== MATERIALS PROVIDED

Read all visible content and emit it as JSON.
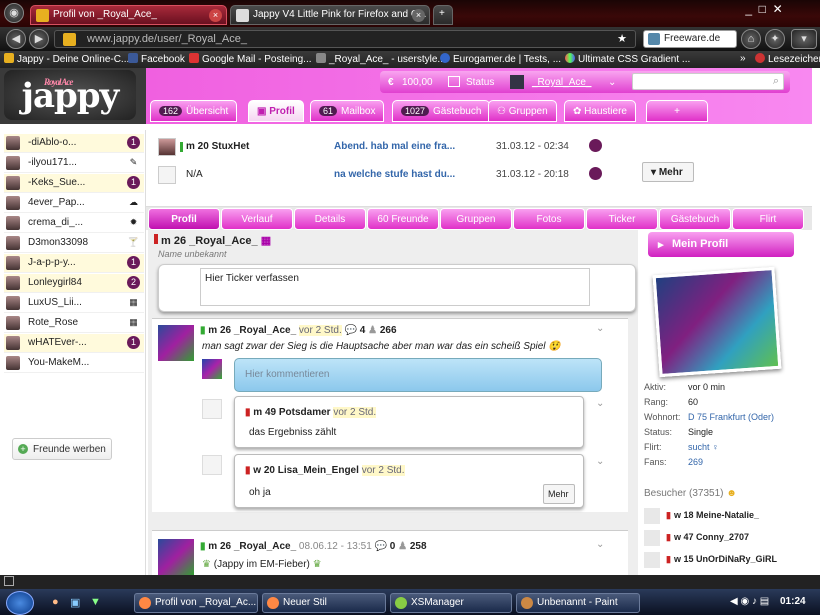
{
  "tabs": [
    {
      "title": "Profil von _Royal_Ace_",
      "active": true
    },
    {
      "title": "Jappy V4 Little Pink for Firefox and C...",
      "active": false
    }
  ],
  "url": "www.jappy.de/user/_Royal_Ace_",
  "search_engine": "Freeware.de",
  "bookmarks": [
    "Jappy - Deine Online-C...",
    "Facebook",
    "Google Mail - Posteing...",
    "_Royal_Ace_ - userstyle...",
    "Eurogamer.de | Tests, ...",
    "Ultimate CSS Gradient ...",
    "Lesezeichen"
  ],
  "header": {
    "logo_text": "jappy",
    "logo_sub": "Royal Ace",
    "coins": "100,00",
    "status_label": "Status",
    "username": "_Royal_Ace_"
  },
  "nav": [
    {
      "count": "162",
      "label": "Übersicht"
    },
    {
      "count": "",
      "label": "Profil"
    },
    {
      "count": "61",
      "label": "Mailbox"
    },
    {
      "count": "1027",
      "label": "Gästebuch"
    },
    {
      "count": "",
      "label": "Gruppen"
    },
    {
      "count": "",
      "label": "Haustiere"
    },
    {
      "count": "",
      "label": "+"
    }
  ],
  "friends": [
    {
      "name": "-diAblo-o...",
      "status": "1",
      "hl": true
    },
    {
      "name": "-ilyou171...",
      "status": "✎",
      "hl": false
    },
    {
      "name": "-Keks_Sue...",
      "status": "1",
      "hl": true
    },
    {
      "name": "4ever_Pap...",
      "status": "☁",
      "hl": false
    },
    {
      "name": "crema_di_...",
      "status": "✹",
      "hl": false
    },
    {
      "name": "D3mon33098",
      "status": "🍸",
      "hl": false
    },
    {
      "name": "J-a-p-p-y...",
      "status": "1",
      "hl": true
    },
    {
      "name": "Lonleygirl84",
      "status": "2",
      "hl": true
    },
    {
      "name": "LuxUS_Lii...",
      "status": "▦",
      "hl": false
    },
    {
      "name": "Rote_Rose",
      "status": "▦",
      "hl": false
    },
    {
      "name": "wHATEver-...",
      "status": "1",
      "hl": true
    },
    {
      "name": "You-MakeM...",
      "status": "",
      "hl": false
    }
  ],
  "invite_label": "Freunde werben",
  "messages": [
    {
      "user": "m 20 StuxHet",
      "text": "Abend. hab mal eine fra...",
      "date": "31.03.12 - 02:34"
    },
    {
      "user": "N/A",
      "text": "na welche stufe hast du...",
      "date": "31.03.12 - 20:18"
    }
  ],
  "more_label": "Mehr",
  "profile_tabs": [
    "Profil",
    "Verlauf",
    "Details",
    "60 Freunde",
    "Gruppen",
    "Fotos",
    "Ticker",
    "Gästebuch",
    "Flirt"
  ],
  "profile": {
    "name": "m 26 _Royal_Ace_",
    "subtitle": "Name unbekannt",
    "ticker_placeholder": "Hier Ticker verfassen",
    "my_profile": "Mein Profil",
    "details": [
      {
        "k": "Aktiv:",
        "v": "vor 0 min"
      },
      {
        "k": "Rang:",
        "v": "60"
      },
      {
        "k": "Wohnort:",
        "v": "D 75 Frankfurt (Oder)"
      },
      {
        "k": "Status:",
        "v": "Single"
      },
      {
        "k": "Flirt:",
        "v": "sucht ♀"
      },
      {
        "k": "Fans:",
        "v": "269"
      }
    ],
    "visitors_label": "Besucher (37351)",
    "visitors": [
      "w 18 Meine-Natalie_",
      "w 47 Conny_2707",
      "w 15 UnOrDiNaRy_GiRL"
    ]
  },
  "posts": [
    {
      "user": "m 26 _Royal_Ace_",
      "ago": "vor 2 Std.",
      "comments": "4",
      "views": "266",
      "text": "man sagt zwar der Sieg is die Hauptsache aber man war das ein scheiß Spiel",
      "comment_placeholder": "Hier kommentieren",
      "replies": [
        {
          "user": "m 49 Potsdamer",
          "ago": "vor 2 Std.",
          "text": "das Ergebniss zählt"
        },
        {
          "user": "w 20 Lisa_Mein_Engel",
          "ago": "vor 2 Std.",
          "text": "oh ja"
        }
      ],
      "more": "Mehr"
    },
    {
      "user": "m 26 _Royal_Ace_",
      "ago": "08.06.12 - 13:51",
      "comments": "0",
      "views": "258",
      "text": "(Jappy im EM-Fieber)"
    }
  ],
  "taskbar": [
    "Profil von _Royal_Ac...",
    "Neuer Stil",
    "XSManager",
    "Unbenannt - Paint"
  ],
  "clock": "01:24"
}
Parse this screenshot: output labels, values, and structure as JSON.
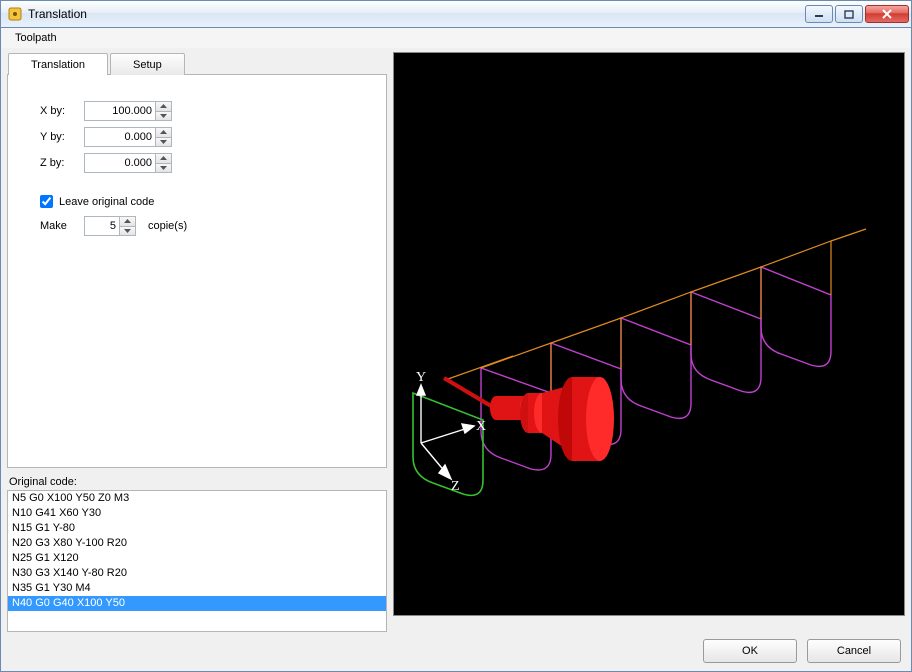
{
  "window": {
    "title": "Translation"
  },
  "menu": {
    "toolpath": "Toolpath"
  },
  "tabs": {
    "translation": "Translation",
    "setup": "Setup"
  },
  "form": {
    "xby_label": "X by:",
    "yby_label": "Y by:",
    "zby_label": "Z by:",
    "xby": "100.000",
    "yby": "0.000",
    "zby": "0.000",
    "leave_original": "Leave original code",
    "make_label": "Make",
    "copies_value": "5",
    "copies_suffix": "copie(s)"
  },
  "original_code": {
    "label": "Original code:",
    "lines": [
      "N5 G0 X100 Y50 Z0 M3",
      "N10 G41 X60 Y30",
      "N15 G1 Y-80",
      "N20 G3 X80 Y-100 R20",
      "N25 G1 X120",
      "N30 G3 X140 Y-80 R20",
      "N35 G1 Y30 M4",
      "N40 G0 G40 X100 Y50"
    ],
    "selected_index": 7
  },
  "axes": {
    "x": "X",
    "y": "Y",
    "z": "Z"
  },
  "buttons": {
    "ok": "OK",
    "cancel": "Cancel"
  }
}
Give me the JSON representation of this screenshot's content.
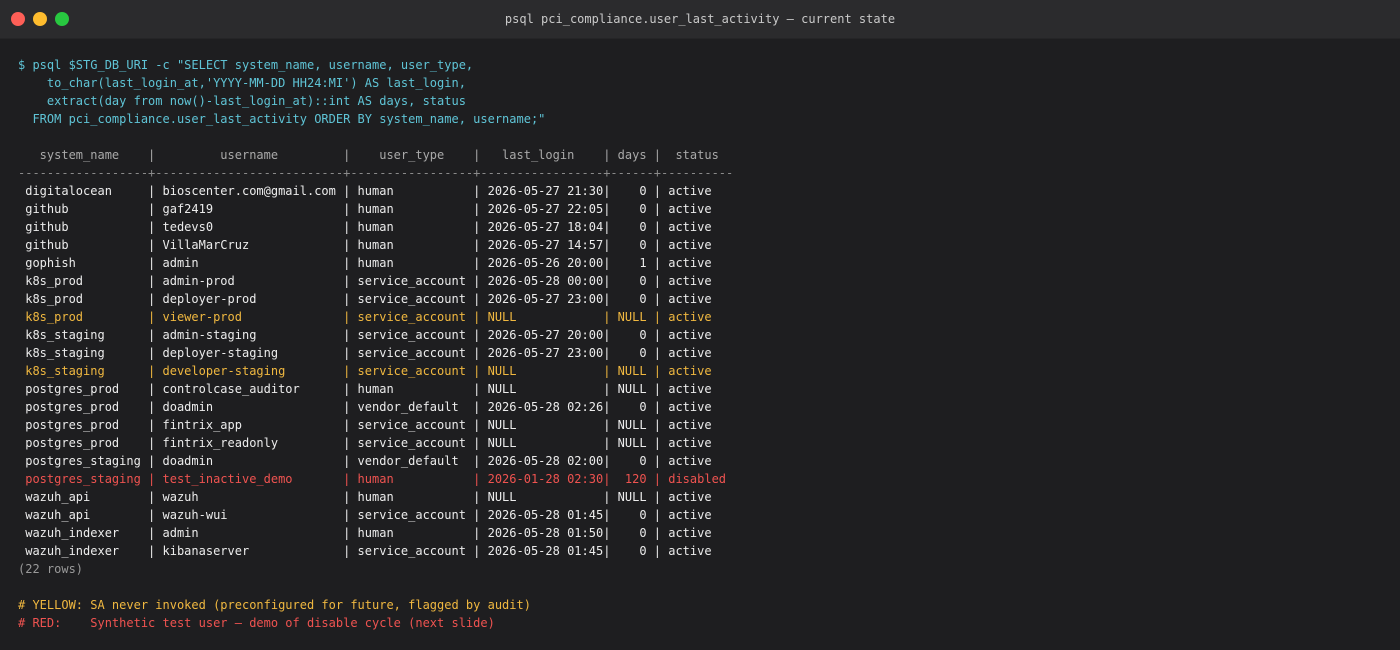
{
  "window": {
    "title": "psql pci_compliance.user_last_activity — current state"
  },
  "command": [
    "$ psql $STG_DB_URI -c \"SELECT system_name, username, user_type,",
    "    to_char(last_login_at,'YYYY-MM-DD HH24:MI') AS last_login,",
    "    extract(day from now()-last_login_at)::int AS days, status",
    "  FROM pci_compliance.user_last_activity ORDER BY system_name, username;\""
  ],
  "table": {
    "header": "   system_name    |         username         |    user_type    |   last_login    | days |  status",
    "separator": "------------------+--------------------------+-----------------+-----------------+------+----------",
    "rows": [
      {
        "text": " digitalocean     | bioscenter.com@gmail.com | human           | 2026-05-27 21:30|    0 | active",
        "highlight": "none"
      },
      {
        "text": " github           | gaf2419                  | human           | 2026-05-27 22:05|    0 | active",
        "highlight": "none"
      },
      {
        "text": " github           | tedevs0                  | human           | 2026-05-27 18:04|    0 | active",
        "highlight": "none"
      },
      {
        "text": " github           | VillaMarCruz             | human           | 2026-05-27 14:57|    0 | active",
        "highlight": "none"
      },
      {
        "text": " gophish          | admin                    | human           | 2026-05-26 20:00|    1 | active",
        "highlight": "none"
      },
      {
        "text": " k8s_prod         | admin-prod               | service_account | 2026-05-28 00:00|    0 | active",
        "highlight": "none"
      },
      {
        "text": " k8s_prod         | deployer-prod            | service_account | 2026-05-27 23:00|    0 | active",
        "highlight": "none"
      },
      {
        "text": " k8s_prod         | viewer-prod              | service_account | NULL            | NULL | active",
        "highlight": "yellow"
      },
      {
        "text": " k8s_staging      | admin-staging            | service_account | 2026-05-27 20:00|    0 | active",
        "highlight": "none"
      },
      {
        "text": " k8s_staging      | deployer-staging         | service_account | 2026-05-27 23:00|    0 | active",
        "highlight": "none"
      },
      {
        "text": " k8s_staging      | developer-staging        | service_account | NULL            | NULL | active",
        "highlight": "yellow"
      },
      {
        "text": " postgres_prod    | controlcase_auditor      | human           | NULL            | NULL | active",
        "highlight": "none"
      },
      {
        "text": " postgres_prod    | doadmin                  | vendor_default  | 2026-05-28 02:26|    0 | active",
        "highlight": "none"
      },
      {
        "text": " postgres_prod    | fintrix_app              | service_account | NULL            | NULL | active",
        "highlight": "none"
      },
      {
        "text": " postgres_prod    | fintrix_readonly         | service_account | NULL            | NULL | active",
        "highlight": "none"
      },
      {
        "text": " postgres_staging | doadmin                  | vendor_default  | 2026-05-28 02:00|    0 | active",
        "highlight": "none"
      },
      {
        "text": " postgres_staging | test_inactive_demo       | human           | 2026-01-28 02:30|  120 | disabled",
        "highlight": "red"
      },
      {
        "text": " wazuh_api        | wazuh                    | human           | NULL            | NULL | active",
        "highlight": "none"
      },
      {
        "text": " wazuh_api        | wazuh-wui                | service_account | 2026-05-28 01:45|    0 | active",
        "highlight": "none"
      },
      {
        "text": " wazuh_indexer    | admin                    | human           | 2026-05-28 01:50|    0 | active",
        "highlight": "none"
      },
      {
        "text": " wazuh_indexer    | kibanaserver             | service_account | 2026-05-28 01:45|    0 | active",
        "highlight": "none"
      }
    ],
    "row_count": "(22 rows)"
  },
  "notes": {
    "yellow": "# YELLOW: SA never invoked (preconfigured for future, flagged by audit)",
    "red": "# RED:    Synthetic test user — demo of disable cycle (next slide)"
  },
  "colors": {
    "command": "#5fc4d6",
    "yellow": "#f0b840",
    "red": "#ef5350",
    "background": "#1e1e20"
  }
}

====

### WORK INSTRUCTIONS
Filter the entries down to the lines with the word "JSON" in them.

### WRITTEN ANSWER
Read all visible content and emit it as JSON.
Parse this screenshot: output labels, values, and structure as JSON.
Give me the JSON representation of this screenshot's content.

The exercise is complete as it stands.